EXTRACTED ENTRIES ::
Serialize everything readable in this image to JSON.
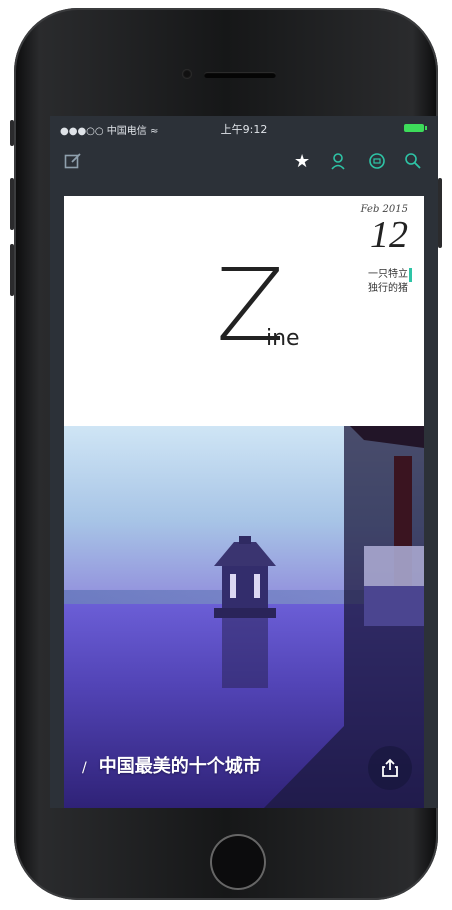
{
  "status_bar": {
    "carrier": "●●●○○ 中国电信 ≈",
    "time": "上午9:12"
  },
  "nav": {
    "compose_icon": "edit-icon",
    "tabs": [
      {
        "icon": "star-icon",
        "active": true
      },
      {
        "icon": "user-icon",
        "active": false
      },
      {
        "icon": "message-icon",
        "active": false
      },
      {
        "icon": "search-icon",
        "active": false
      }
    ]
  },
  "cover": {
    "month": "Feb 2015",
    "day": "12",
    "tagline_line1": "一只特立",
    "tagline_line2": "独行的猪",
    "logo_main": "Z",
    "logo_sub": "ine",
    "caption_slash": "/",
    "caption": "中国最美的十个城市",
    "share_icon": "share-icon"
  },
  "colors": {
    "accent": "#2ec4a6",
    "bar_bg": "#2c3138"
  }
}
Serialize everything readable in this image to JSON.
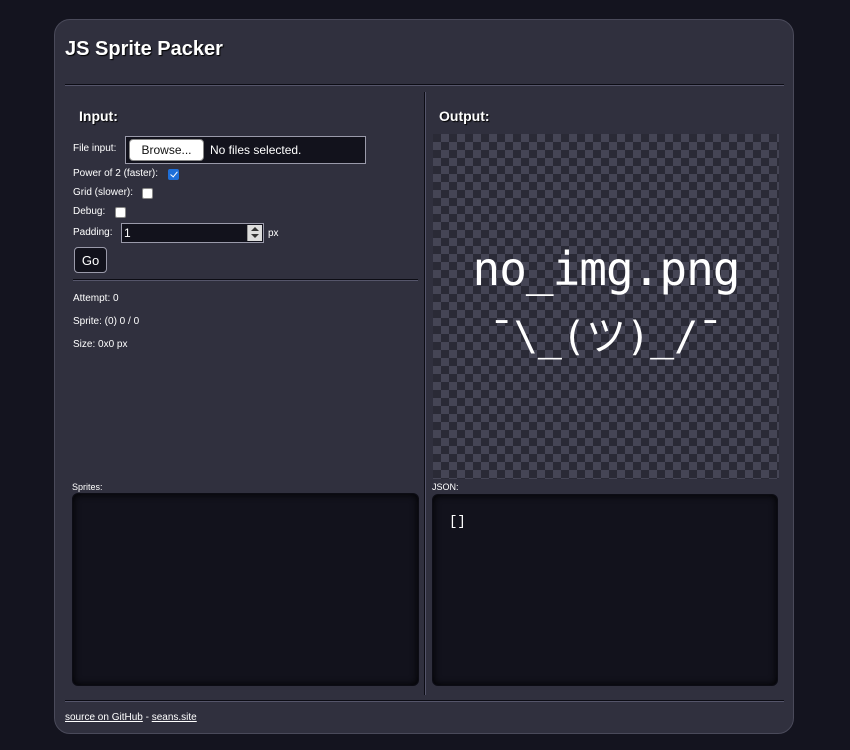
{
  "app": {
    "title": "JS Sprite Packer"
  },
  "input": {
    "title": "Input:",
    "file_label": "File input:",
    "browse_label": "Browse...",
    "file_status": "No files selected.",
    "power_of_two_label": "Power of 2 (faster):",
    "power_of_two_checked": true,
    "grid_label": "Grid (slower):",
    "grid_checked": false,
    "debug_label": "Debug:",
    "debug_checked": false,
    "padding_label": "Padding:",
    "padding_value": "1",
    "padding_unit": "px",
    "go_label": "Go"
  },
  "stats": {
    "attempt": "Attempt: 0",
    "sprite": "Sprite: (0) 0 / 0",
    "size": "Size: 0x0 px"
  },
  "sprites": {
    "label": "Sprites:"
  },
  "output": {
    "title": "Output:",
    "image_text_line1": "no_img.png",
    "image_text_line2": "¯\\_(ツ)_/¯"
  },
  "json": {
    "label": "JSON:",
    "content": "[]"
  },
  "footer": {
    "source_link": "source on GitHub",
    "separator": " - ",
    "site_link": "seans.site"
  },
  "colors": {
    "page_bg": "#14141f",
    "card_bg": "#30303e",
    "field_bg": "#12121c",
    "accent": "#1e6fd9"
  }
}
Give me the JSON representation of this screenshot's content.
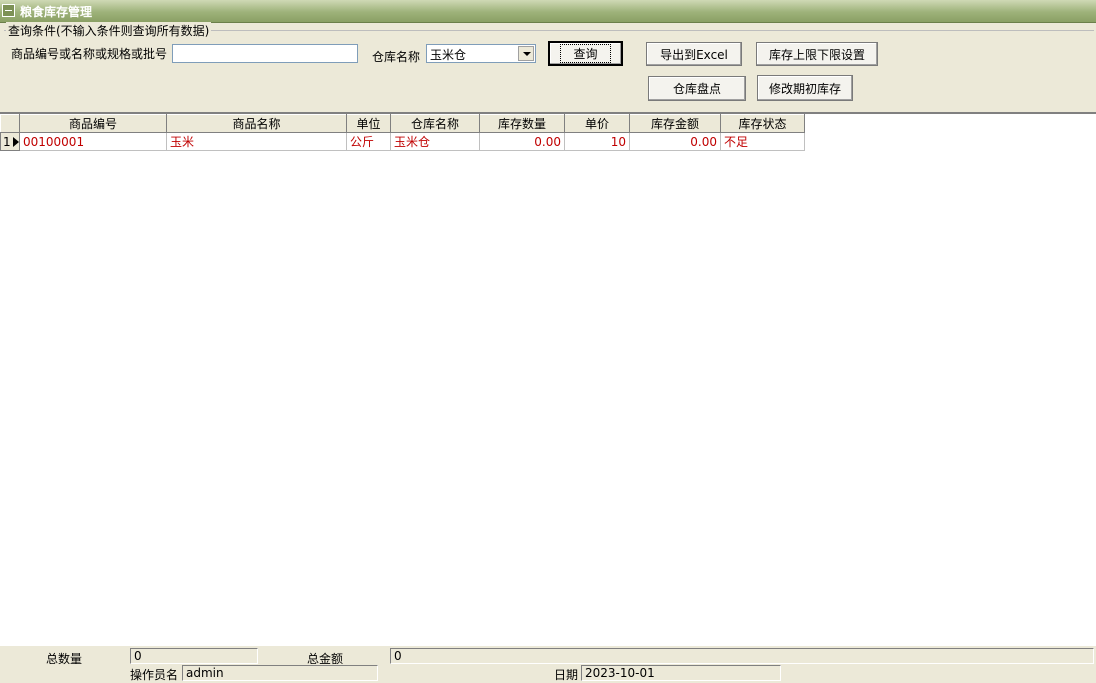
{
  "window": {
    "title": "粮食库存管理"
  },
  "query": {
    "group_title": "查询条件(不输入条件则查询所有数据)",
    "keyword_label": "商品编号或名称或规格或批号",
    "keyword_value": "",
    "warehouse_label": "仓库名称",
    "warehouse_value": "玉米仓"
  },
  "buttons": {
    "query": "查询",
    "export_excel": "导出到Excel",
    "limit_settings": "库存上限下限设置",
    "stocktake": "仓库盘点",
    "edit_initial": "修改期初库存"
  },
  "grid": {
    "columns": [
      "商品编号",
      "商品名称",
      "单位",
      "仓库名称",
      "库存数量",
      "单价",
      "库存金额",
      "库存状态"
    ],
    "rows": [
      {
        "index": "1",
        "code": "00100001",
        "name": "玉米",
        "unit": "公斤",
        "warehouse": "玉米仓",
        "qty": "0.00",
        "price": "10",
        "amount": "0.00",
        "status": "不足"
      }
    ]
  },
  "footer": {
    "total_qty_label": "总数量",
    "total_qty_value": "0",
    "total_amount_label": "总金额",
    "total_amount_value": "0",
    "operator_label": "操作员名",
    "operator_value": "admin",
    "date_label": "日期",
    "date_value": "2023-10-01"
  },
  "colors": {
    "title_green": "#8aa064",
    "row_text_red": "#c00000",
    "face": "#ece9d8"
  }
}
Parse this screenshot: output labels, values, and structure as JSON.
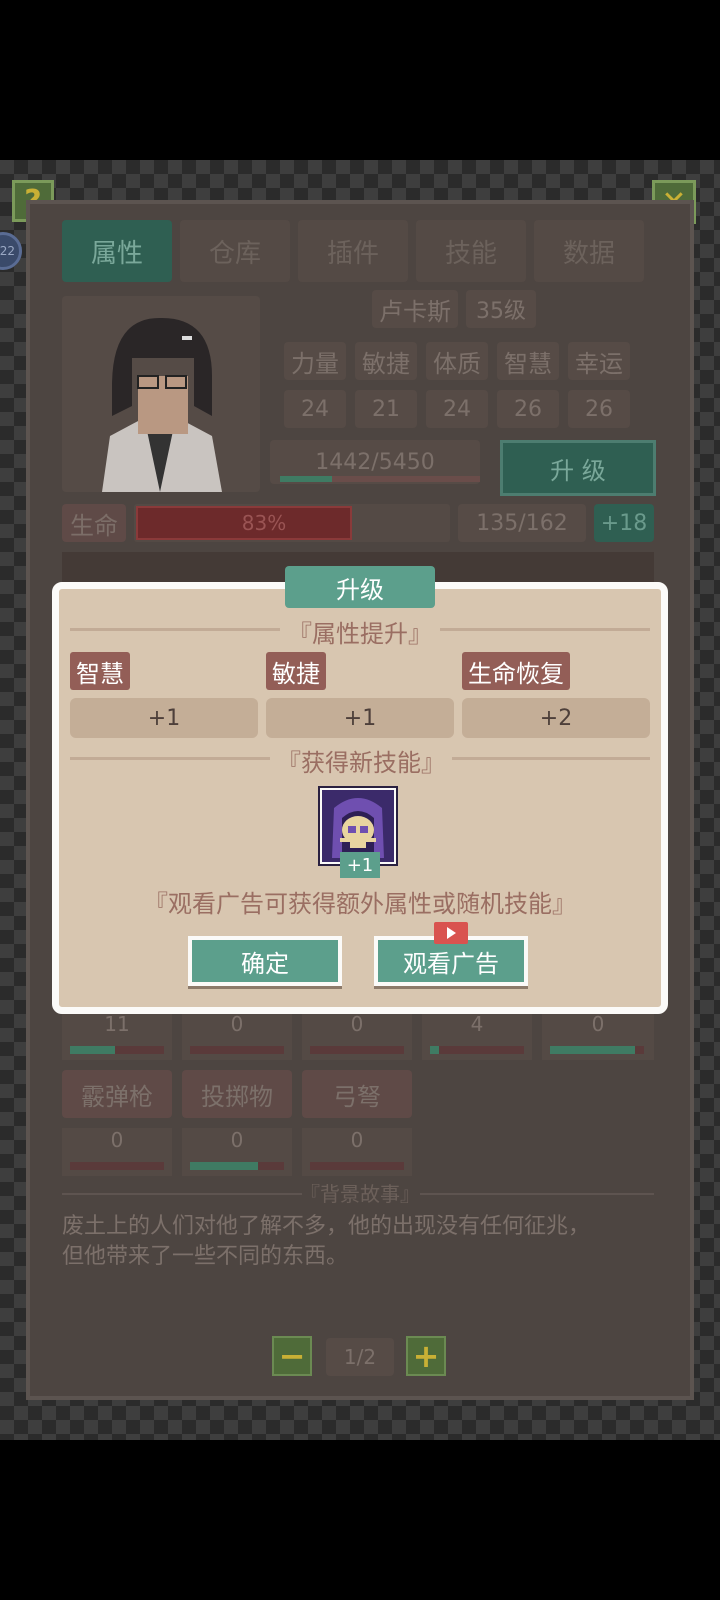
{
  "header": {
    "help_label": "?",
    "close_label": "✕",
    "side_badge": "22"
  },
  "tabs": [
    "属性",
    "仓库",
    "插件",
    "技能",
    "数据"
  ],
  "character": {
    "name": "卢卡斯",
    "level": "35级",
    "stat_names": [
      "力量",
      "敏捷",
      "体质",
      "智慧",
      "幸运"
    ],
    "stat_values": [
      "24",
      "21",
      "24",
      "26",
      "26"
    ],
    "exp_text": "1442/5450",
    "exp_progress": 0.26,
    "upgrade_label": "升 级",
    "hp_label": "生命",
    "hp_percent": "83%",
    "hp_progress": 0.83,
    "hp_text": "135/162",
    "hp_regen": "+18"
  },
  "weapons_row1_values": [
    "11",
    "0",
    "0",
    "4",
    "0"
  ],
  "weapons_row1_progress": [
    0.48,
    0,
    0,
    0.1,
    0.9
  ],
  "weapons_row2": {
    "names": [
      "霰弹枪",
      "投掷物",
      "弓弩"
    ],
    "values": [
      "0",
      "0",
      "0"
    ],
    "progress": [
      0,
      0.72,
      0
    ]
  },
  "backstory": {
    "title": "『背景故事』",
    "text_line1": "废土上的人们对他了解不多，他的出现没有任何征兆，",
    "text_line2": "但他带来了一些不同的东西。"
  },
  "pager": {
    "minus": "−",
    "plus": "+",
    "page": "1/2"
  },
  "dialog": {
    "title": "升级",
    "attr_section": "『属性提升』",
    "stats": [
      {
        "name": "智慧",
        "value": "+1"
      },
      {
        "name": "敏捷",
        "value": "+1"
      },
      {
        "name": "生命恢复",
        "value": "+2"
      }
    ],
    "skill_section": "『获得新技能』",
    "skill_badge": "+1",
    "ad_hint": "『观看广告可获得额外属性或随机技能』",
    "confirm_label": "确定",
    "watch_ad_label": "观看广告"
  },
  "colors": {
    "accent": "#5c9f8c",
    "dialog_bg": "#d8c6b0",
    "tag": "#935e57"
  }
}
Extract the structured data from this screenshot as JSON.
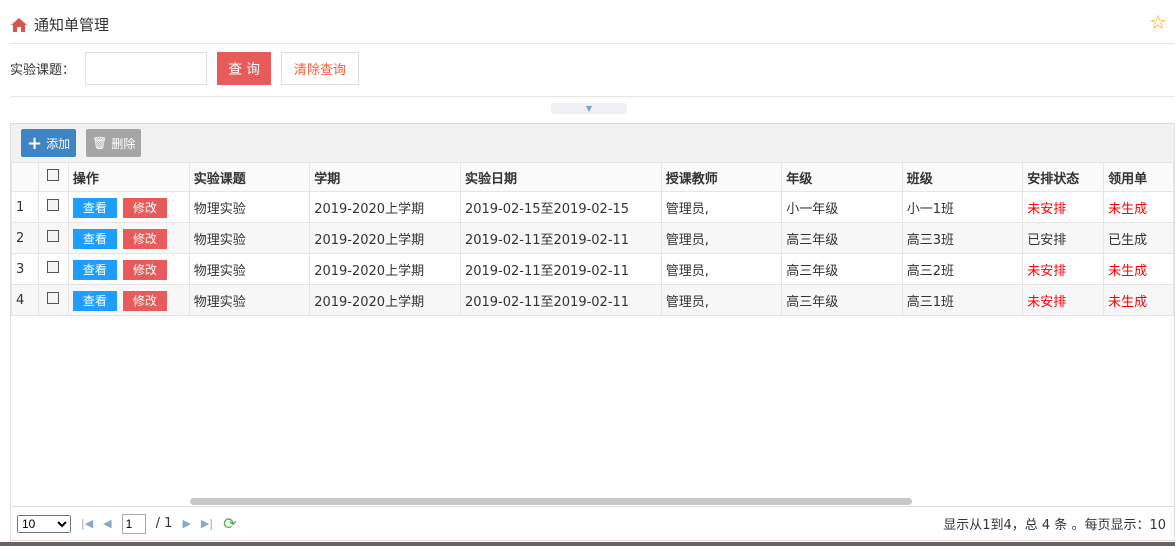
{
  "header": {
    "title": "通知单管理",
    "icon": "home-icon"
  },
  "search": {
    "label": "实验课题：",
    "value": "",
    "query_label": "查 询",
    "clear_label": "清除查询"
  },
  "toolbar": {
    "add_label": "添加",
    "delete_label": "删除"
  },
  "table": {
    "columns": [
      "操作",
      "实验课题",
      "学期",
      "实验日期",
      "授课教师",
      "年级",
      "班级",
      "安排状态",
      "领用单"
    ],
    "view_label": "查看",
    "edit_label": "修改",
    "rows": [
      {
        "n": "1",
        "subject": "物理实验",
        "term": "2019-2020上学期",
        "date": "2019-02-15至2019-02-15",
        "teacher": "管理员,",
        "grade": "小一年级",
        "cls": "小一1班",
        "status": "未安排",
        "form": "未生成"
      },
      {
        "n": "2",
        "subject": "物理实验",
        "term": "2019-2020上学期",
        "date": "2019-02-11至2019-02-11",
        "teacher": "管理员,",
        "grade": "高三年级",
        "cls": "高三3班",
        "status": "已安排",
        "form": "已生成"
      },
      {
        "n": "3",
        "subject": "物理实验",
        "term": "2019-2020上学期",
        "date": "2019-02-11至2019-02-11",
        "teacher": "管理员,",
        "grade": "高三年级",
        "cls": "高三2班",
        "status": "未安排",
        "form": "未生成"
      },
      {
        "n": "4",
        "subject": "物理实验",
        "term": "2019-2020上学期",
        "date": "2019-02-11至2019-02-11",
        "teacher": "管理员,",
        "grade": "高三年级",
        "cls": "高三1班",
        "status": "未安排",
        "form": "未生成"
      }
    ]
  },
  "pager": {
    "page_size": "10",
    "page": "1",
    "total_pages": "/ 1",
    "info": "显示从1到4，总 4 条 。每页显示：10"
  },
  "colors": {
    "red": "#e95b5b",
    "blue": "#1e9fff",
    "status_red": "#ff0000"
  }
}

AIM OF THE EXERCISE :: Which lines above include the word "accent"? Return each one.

RESPONSE TO THE TASK ::
    "accent": "#2ec4a6",
    "accent": "#1e6fd9"
    "accent": "#5c9f8c",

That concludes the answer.